One resident and Two Interns covering up to 16 patients. In this model, the residents take on a more supervisory role while allowing the interns to develop relationships with their own patients. This structure allows interns to develop clinical decision making and a sense of autonomy early on. The resident and attending provide a strong support network for the interns as they develop these skills.
Two residents and Two Interns cover up to 20 patients. The nature of this services means there is always ample patient care experience and back-up/support to go around. Intern and Resident pairs divide into Scarlet and Grey sub-teams, in recognition of OSU pride.
Our call structure is designed to provide outstanding patient care and give residents the rest they need to stay sharp and focused on their important work and to continue to read about their patients, while adhering to the ACGME work hour restrictions. We have a call structure with interns and residents not taking overnight call on any service. Interns and residents rotate on a night team that works from 6pm to 7am, Sunday through Thursday. We have interns and residents on consults and clinic blocks who work one weekend of night float on Friday and Saturday nights. Interns and residents on inpatient services still take call on the weekends, but instead work from 7am to 6pm, when the night team arrives.
|Acute Coronary Service||Hepatology|
|Congestive Heart Failure||Medical Intensive Care Unit|
|General Medicine||Night Team|
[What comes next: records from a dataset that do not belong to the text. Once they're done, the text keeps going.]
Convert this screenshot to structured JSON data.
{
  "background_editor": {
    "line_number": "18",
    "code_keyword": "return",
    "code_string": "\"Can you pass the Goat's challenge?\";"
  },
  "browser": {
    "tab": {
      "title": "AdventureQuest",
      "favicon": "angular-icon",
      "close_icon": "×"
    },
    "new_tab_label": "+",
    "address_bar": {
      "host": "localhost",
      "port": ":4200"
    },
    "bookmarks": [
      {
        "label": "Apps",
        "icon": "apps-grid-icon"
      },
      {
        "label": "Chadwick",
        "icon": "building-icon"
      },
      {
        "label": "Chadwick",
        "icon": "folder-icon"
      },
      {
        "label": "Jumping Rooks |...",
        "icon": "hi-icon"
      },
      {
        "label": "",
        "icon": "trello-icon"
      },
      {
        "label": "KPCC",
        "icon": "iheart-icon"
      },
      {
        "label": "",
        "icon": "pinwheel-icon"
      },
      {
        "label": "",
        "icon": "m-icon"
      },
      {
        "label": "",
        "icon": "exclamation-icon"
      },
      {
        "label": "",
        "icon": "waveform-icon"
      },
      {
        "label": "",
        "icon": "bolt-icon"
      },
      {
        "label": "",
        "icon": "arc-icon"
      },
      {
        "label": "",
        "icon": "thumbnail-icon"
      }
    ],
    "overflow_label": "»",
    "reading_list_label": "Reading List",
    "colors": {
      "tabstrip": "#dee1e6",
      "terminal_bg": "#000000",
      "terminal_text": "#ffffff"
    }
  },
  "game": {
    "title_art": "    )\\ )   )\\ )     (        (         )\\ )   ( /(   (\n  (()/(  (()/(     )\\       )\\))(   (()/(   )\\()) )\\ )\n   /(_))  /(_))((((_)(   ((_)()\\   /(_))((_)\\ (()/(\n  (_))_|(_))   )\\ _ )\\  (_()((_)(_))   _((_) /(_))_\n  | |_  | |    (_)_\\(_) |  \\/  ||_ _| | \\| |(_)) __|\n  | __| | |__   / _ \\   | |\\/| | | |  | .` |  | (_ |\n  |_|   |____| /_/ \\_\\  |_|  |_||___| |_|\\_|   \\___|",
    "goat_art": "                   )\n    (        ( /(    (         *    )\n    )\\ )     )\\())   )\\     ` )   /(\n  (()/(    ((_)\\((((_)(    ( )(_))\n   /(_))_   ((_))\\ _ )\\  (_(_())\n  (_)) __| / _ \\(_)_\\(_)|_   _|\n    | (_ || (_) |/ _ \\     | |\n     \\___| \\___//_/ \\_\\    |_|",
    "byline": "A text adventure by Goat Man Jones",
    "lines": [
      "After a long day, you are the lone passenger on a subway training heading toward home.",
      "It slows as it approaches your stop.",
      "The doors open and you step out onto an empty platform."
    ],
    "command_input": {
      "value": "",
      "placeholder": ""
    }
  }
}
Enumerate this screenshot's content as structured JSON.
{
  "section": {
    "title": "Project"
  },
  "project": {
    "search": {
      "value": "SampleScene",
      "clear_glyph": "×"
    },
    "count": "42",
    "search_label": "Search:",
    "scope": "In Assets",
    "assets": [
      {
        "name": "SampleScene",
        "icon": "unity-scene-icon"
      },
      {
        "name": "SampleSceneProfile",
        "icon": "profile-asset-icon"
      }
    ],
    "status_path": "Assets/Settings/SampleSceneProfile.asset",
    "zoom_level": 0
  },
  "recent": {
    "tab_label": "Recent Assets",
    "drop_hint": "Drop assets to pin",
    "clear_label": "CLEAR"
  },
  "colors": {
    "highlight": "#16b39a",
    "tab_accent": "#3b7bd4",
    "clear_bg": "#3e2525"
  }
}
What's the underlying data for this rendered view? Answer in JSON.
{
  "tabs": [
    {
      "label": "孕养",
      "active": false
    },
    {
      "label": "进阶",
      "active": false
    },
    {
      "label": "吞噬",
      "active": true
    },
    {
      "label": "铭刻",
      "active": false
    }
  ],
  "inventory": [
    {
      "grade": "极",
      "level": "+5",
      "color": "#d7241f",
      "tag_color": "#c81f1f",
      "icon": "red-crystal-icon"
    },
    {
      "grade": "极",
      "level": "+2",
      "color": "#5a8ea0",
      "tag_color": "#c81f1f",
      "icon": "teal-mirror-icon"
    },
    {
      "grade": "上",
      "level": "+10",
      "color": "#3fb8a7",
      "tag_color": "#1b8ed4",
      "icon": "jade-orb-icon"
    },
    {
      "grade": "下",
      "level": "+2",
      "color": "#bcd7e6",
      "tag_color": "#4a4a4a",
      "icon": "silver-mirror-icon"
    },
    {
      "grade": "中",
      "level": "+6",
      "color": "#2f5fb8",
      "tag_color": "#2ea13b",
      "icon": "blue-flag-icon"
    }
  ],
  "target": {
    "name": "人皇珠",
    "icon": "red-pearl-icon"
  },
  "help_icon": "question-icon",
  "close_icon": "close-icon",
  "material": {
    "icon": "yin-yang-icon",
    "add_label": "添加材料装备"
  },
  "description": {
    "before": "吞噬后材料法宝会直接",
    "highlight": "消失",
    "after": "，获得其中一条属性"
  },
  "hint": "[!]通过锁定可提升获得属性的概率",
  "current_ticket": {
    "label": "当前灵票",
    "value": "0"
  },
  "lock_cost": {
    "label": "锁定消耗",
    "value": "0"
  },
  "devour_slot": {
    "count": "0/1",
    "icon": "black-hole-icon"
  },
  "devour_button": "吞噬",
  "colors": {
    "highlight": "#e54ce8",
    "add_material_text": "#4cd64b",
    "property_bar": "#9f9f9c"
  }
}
|General Medicine-Neurology||Transplant Medicine|
|General Medicine-Pulmonary||Undifferentiated Cancer Service|